  1. Take milk in a sauce pan and heat it to just before it comes to a boil. You will start seeing a few bubbles on the edge of the pan.
  2. Meanwhile juice 2 lemons and keep aside.
  3. Line a soup strainer with muslin cloth or cheesecloth and place the strainer over a big pot.
  4. As soon as you see bubble on the edge of the milk turn off the flame and add the lemon juice. Stir it delicately to ensure the lemon juice is mixed well with the milk.
  5. Let it stand for 10-20 minutes. You will see that the soft cheese would curdle and separate leaving behind the whey.
  6. If the milk doesn’t not curdle completely just add an additional 1 tbsp of lemon Juice. Over stirring will make the cheese harder so stir less to get a soft cheese.
  7. Drain the cheese over the cheesecloth and let it stand from anywhere between 20-50 minutes. For a fresh and  light ricotta, drain it for a short time and for a more dense ricotta drain it for a longer period.
  8. This amount of milk will yield ricotta between 260-220gm depending on the amount of drainage time. Use fresh or store in the refrigerator for 6-8 days.

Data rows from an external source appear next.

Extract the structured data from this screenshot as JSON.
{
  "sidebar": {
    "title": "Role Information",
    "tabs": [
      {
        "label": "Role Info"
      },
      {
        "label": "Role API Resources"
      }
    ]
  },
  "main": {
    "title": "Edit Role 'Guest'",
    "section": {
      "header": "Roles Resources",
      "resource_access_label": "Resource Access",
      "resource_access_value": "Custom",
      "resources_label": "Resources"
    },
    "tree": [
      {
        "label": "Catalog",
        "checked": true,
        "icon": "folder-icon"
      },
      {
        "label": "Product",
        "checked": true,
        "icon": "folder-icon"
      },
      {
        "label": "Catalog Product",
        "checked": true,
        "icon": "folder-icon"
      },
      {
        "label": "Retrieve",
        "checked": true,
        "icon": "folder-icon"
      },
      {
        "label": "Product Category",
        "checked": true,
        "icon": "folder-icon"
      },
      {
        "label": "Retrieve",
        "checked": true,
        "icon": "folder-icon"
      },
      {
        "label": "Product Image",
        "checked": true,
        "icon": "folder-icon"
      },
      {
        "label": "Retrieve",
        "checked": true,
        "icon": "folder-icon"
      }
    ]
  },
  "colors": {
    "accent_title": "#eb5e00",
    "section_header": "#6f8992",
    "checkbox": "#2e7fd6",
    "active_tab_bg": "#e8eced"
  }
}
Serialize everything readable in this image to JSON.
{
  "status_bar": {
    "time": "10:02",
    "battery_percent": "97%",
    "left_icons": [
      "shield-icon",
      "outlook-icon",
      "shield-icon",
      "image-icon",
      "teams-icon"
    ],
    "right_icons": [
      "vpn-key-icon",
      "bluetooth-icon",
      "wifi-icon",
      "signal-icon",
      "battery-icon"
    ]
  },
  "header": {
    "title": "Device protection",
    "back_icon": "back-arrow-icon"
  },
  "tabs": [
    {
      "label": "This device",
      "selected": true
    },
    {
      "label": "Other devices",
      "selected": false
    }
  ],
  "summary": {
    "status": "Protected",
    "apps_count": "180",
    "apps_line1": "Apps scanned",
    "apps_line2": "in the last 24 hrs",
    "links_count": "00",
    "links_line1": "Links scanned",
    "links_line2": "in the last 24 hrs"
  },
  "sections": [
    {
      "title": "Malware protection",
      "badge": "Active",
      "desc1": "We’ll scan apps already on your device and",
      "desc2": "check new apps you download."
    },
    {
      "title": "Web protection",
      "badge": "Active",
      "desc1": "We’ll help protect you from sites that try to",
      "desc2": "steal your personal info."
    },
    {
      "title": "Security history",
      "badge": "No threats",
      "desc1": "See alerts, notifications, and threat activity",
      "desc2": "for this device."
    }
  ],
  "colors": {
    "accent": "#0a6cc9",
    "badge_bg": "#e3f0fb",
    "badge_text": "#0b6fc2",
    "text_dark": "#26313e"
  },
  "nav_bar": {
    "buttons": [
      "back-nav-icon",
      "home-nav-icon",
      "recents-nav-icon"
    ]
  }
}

Basil

Basil is an aromatic herb which has many varieties, the most common being ‘sweet basil’ which is widely used in Italian and Southern French cooking. It is a herb said to have originated from India, but sweet basil should not be confused with tulsi, which is ‘holy basil.’ The other common varieties of basil include Thai basil, lemon basil and purple basil. Basil gets its name from a Greek word basileus which means king. Thus, known as king of herbs. The best sweet basil is grown in Genoa, capital of Liguria.

Basil grows very easily. It requires a good amount of sunshine and water. Basil is used in its fresh and dried form. Though, some amount of aroma and flavour is lost when it is dried but yet it is a good option when fresh basil is not available. Basil makes a wonderful combination with tomatoes. It is used to flavour pizzas, pastas, risottos, salads, stir fries and many more such dishes. It is best to tear basil leaves and add towards the end of the cooking process. A typically Italian use of basil is in the form of basil pesto. Pesto derives its name from an Italian word meaning ‘to pound’ as traditionally it was made using a pestle and mortar.